BEGIN DATA SUPPLIED

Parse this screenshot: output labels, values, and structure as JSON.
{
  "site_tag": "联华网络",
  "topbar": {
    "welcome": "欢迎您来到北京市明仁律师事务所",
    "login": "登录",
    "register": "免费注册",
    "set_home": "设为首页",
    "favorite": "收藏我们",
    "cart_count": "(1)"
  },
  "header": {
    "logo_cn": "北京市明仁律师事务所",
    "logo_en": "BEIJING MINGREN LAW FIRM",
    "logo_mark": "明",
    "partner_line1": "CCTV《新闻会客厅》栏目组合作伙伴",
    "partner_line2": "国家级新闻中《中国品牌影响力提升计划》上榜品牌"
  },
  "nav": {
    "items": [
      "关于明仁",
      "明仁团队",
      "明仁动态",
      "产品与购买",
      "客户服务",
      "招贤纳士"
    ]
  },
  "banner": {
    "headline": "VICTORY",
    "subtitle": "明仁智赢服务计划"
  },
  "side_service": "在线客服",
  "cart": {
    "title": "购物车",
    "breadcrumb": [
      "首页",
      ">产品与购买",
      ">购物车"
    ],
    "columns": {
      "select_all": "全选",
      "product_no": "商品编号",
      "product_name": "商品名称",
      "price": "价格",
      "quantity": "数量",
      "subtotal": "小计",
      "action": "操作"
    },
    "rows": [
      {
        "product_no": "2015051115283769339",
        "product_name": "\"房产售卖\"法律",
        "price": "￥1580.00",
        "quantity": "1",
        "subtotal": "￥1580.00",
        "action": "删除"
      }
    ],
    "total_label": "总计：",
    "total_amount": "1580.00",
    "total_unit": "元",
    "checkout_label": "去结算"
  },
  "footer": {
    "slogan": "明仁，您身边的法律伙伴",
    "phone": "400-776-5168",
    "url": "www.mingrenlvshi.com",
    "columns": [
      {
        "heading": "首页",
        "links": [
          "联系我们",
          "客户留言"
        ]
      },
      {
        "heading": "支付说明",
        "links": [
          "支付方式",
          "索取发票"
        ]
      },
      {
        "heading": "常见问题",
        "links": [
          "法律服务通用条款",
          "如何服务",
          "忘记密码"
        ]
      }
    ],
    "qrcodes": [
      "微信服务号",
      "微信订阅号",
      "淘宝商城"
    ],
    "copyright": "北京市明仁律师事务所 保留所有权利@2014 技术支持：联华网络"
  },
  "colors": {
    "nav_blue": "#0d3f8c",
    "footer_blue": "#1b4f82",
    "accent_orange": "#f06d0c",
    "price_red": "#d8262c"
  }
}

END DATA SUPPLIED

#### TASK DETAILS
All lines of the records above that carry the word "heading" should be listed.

#### SOLUTION
        "heading": "首页",
        "heading": "支付说明",
        "heading": "常见问题",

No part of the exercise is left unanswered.